Writers may be facing the worst drop off a cliff. If independent voices are squeezed out, who will we work for? Huffington Post? You get paid with exposure, not money. IndieWire? Paid with exposure. SlashFilm? Paid with exposure.
Look, the end of net neutrality and the open internet will effect the political voices and breadth of reporting to which we’re exposed, yes – that’s a whole other argument. But it will annihilate the creative industry that has essentially saved a large portion of my generation.
I like my generation. I think we work our asses off to introduce art into the world in a way no other American generation has. That’s our point of pride. We didn’t have to go through the Great Depression. We’re just going through a fairly sizable one. We didn’t have to sacrifice everything for a World War. We just had to sacrifice a lot of things for two ill-advised ones. Yet we’re the generation that’s introduced specialized, self-sustained, niche economies of mutual interest and artistic expression into the world at a time of increasing globalism and decreasing means to create. I will not see that taken away from us. No one should see that taken away from them.
The FCC has already ruled against the open internet, despite the objections of Facebook, Google, Amazon, Netflix, and every other major and minor player out there. The only ones in favor of it are the service providers who are already paid for that service, and who will now get paid doubly – Comcast, Sprint and the like.
To think that’s the end of the fight, instead of the very beginning, doesn’t reflect the reality of this generation. We’re a stubborn bunch of jackasses when we need to be. When you call the FCC, they have an automatic recording telling you that – if you’re calling about the open internet – you should send them an e-mail instead. What a bunch of ironic dipshits.
And I’ll bet on a bunch of jackasses before a bunch of dipshits any day of the week. When’s the last time you did what an automated recording told you to do? For instance, I like to punch numbers through to the operator for any other branch of the FCC and complain there. They’ll tell me I’m in the wrong department and should send an e-mail. I’ll tell them that, before I do, let me tell them what I really think. Can I speak to a manager? Can I speak to a manager’s manager?

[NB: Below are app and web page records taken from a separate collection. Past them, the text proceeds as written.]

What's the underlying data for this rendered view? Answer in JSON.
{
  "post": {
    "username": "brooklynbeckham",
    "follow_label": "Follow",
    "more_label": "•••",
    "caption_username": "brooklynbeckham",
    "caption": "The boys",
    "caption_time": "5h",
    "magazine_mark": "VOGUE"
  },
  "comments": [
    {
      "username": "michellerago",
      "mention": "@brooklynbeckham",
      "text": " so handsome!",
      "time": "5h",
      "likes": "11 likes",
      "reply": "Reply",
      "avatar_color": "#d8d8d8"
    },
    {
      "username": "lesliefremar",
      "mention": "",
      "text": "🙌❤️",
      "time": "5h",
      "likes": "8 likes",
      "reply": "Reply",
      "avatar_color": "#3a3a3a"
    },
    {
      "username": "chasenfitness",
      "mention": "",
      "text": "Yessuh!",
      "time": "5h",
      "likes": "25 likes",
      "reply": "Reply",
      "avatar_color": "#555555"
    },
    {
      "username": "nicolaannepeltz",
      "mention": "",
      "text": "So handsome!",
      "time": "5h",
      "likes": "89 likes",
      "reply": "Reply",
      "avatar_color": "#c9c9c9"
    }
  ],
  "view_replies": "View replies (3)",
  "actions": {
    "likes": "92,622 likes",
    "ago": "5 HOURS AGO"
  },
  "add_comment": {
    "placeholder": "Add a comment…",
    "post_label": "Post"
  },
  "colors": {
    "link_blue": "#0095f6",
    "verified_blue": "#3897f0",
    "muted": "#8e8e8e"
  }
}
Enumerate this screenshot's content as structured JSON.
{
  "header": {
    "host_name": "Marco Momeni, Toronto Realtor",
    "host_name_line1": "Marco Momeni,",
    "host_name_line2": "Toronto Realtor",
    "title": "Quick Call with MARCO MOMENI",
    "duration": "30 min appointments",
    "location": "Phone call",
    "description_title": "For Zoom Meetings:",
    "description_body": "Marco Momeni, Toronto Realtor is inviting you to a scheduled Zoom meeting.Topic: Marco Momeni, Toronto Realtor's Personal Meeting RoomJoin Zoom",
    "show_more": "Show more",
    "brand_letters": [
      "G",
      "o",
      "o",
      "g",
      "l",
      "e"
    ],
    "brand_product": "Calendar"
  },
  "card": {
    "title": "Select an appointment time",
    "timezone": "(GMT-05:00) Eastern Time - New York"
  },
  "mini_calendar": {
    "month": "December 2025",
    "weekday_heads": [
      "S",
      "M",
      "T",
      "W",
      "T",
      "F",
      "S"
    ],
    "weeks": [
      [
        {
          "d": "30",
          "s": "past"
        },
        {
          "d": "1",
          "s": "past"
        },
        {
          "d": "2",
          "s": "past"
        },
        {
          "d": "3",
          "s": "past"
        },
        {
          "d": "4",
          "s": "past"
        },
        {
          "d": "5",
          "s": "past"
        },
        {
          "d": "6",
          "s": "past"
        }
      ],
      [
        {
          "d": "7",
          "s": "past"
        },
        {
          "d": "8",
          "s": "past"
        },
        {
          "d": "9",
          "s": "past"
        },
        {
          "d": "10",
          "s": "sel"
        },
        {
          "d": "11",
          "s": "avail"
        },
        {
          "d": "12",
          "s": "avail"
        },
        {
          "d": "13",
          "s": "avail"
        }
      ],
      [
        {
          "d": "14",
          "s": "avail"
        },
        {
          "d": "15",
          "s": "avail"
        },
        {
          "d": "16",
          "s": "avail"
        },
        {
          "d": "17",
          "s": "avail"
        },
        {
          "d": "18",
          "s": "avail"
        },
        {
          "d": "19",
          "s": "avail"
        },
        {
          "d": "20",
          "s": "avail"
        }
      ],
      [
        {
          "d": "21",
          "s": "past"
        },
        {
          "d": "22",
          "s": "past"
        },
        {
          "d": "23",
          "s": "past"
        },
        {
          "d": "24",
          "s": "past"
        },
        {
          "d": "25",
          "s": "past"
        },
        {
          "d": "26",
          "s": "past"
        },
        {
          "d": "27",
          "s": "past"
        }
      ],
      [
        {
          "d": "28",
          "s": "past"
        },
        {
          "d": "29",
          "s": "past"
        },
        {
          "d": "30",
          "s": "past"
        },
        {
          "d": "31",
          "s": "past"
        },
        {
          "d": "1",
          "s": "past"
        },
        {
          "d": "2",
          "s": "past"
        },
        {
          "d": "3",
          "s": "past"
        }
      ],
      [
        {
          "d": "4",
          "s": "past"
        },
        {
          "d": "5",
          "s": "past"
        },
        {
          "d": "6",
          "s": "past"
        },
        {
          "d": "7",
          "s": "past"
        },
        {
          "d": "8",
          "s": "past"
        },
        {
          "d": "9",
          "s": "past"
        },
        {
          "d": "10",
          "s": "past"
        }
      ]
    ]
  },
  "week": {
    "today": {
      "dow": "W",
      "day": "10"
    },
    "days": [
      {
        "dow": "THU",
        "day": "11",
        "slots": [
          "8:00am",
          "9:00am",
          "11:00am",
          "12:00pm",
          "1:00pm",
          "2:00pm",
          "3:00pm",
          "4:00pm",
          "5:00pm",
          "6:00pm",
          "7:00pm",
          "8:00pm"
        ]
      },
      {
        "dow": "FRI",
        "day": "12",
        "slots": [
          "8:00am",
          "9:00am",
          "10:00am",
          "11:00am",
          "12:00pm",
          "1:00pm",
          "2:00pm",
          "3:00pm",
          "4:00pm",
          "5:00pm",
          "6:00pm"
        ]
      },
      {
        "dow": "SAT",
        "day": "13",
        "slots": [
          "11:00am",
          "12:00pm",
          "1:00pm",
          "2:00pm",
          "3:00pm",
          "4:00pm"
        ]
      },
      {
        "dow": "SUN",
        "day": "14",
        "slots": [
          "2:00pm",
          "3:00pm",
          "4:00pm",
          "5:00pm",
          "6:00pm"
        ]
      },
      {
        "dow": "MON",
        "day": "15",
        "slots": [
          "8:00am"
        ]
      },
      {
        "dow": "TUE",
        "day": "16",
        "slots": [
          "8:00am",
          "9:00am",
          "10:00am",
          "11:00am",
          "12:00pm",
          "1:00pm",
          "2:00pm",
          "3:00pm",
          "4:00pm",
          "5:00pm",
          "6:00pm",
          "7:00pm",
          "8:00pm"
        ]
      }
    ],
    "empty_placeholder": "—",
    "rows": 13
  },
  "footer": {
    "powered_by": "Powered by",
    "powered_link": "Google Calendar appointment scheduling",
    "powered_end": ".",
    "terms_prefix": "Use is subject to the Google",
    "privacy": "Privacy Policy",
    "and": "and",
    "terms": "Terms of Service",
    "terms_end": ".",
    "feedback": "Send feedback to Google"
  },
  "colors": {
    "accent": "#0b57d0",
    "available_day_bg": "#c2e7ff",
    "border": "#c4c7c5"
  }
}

Call the FCC, call your congressman, call Comcast. If someone doesn’t want to call, borrow their phone, pretend to be a southern, upset, elderly Republican who’s thinking of voting Democrat for the first time in his 80-year life (I do this to John McCain’s legislative office at least twice a year, usually after a stressful day. Pairs lovely with a Chianti.) Be a newly immigrated Irish youth who imagined America as the land of opportunity but is now rethinking that image. Be an amateur-circuit racecar driver with a contract on the table for Comcast to put their name on his car – what an opportunity, but how will my moral inhibitions about the open internet effect my racing? Open internet is how my ma and pa sell their homemade jam! Call Comcast and decline the management position they offered you. What? I’m in the wrong department? Let me tell you why I can’t work for such a company anyway. Mention it to your manager.
Believe me, there’s no better way to pass the time while waiting for a train or bus or walking home. (And there’s absolutely no better way to practice for auditions or try a character out in different situations.) Be yourself and then be a dozen other people, and bother the shit out of them and tell your friends to bother the shit out of them, because I know hundreds of people whose livelihoods rely on an open internet, and I’m sure you know hundreds of people whose livelihoods rely on an open internet. It’s the secret to the sustainability of our generation through a time when our country can’t get its ass up off the ground. More importantly, I know for many of you, it is your future success at what you love that’s at stake.
Call the FCC: 1-888-225-5322 (or 1-888-CALL-FCC)
Call your Congressman
Call Comcast: 1-800-934-6489